┌─ Excerpted records

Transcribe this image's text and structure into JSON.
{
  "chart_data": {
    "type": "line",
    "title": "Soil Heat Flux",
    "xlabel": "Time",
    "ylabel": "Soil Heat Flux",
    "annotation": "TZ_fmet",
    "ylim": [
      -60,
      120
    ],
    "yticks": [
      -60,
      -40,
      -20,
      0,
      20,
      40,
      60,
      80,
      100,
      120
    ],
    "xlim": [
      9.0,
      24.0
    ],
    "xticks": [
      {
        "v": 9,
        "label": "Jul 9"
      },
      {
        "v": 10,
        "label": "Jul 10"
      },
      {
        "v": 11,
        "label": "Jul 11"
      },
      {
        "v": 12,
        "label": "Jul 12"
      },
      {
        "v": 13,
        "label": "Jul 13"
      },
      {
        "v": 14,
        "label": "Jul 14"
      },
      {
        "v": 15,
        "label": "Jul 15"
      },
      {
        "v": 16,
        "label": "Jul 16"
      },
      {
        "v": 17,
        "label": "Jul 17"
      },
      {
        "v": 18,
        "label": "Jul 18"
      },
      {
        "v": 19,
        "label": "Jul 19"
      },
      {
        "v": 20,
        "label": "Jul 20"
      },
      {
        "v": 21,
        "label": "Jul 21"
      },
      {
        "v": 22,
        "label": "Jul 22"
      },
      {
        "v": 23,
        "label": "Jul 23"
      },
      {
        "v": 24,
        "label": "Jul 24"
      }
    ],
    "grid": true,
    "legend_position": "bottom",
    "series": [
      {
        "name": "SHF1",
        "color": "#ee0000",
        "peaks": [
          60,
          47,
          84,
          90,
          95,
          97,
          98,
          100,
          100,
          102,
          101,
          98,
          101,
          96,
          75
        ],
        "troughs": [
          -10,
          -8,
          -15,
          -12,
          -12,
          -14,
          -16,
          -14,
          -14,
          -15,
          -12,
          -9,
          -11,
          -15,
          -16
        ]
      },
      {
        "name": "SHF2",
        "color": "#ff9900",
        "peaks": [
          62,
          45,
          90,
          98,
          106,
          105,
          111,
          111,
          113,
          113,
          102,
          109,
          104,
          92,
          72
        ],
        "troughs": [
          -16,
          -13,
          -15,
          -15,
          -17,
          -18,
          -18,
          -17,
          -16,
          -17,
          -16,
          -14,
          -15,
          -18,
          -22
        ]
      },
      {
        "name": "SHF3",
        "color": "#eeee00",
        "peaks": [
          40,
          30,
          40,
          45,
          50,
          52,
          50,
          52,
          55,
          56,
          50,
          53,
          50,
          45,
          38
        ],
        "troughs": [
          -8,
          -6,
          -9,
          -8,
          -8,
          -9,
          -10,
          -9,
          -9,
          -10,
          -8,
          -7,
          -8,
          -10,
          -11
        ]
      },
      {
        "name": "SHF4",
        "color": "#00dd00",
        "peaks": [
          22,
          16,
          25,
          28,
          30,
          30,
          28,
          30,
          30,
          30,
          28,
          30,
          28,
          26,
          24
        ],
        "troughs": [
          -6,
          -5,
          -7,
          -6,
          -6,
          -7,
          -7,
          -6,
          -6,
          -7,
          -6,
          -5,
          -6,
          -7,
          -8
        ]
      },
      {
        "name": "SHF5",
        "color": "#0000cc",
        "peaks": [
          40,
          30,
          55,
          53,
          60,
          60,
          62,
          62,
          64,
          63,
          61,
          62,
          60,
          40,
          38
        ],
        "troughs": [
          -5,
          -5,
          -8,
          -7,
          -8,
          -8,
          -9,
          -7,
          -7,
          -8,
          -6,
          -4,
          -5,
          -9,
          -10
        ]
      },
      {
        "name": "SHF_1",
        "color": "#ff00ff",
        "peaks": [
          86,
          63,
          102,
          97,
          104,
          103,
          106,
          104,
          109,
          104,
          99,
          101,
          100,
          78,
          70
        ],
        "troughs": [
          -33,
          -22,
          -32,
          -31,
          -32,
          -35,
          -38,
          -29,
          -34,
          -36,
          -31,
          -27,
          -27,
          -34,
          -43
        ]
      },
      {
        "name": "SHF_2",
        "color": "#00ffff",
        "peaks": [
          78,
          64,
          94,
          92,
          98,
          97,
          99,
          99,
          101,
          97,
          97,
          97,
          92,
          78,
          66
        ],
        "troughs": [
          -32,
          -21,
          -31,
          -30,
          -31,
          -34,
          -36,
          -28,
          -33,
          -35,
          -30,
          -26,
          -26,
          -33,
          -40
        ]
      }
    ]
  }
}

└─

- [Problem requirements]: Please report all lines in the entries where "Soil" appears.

- [Output for this task]:
    "title": "Soil Heat Flux",
    "ylabel": "Soil Heat Flux",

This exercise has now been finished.